The total audience for tonight is small (and cold). But as all of Hollywood warms up for what everyone agrees is the next big thing – digital delivery of home entertainment – ironically, the little Los Gatos Internet upstart that relies on the first-class postage stamp to deliver its discs has become the player to beat. It now finances films. It scours independent festivals to procure movies that the studios miss. It's even begun exploring video on demand.
"We want to find unique ways to bring film to the people," says Leslie Kilgore, chief marketing officer for Netflix, explaining how tonight's festivities fit in with the overall Netflix vision. This event, held in the damp chill of the former inmates' chapel, is the final stop in the summer-long "Rolling Road Show." The company has also screened classics such as "Jaws" and "Field of Dreams" where they were made (Martha's Vineyard, Mass., and an Iowa cornfield, respectively).
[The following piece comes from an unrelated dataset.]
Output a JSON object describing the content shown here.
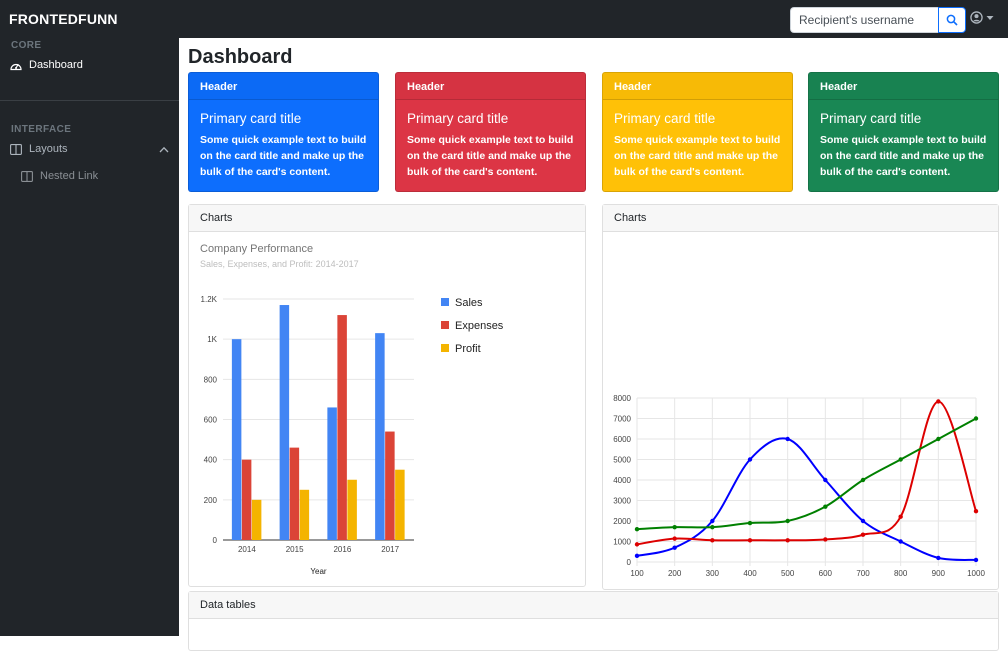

"The company is a game-changer," says branding expert Morris Reid. Getting people to alter their behavior is the holy grail of modern business, he says, and when a company succeeds, everyone pays attention. "They've changed the model, not just by making [renting movies] more convenient, but it shifted the ground around them so that now everyone else has to react to what they're doing."
No late fees, (mostly) overnight delivery, and, most important, a deep catalog of more than 65,000 titles linked to a sophisticated, proprietary searching software that allows customers to find obscure films and introduces them to new ones, have been the keys to the company's success. In the past two years, Netflix executives have begun to find new ways to expand their reach. They have inked distribution deals for small, independent films such as "Embedded Live," "The Girl from Monday," and "Assisted Living." In July, they signed a deal with NBC to distribute new TV shows, including Aaron Sorkin's "Studio 60 on the Sunset Strip," even before some have aired.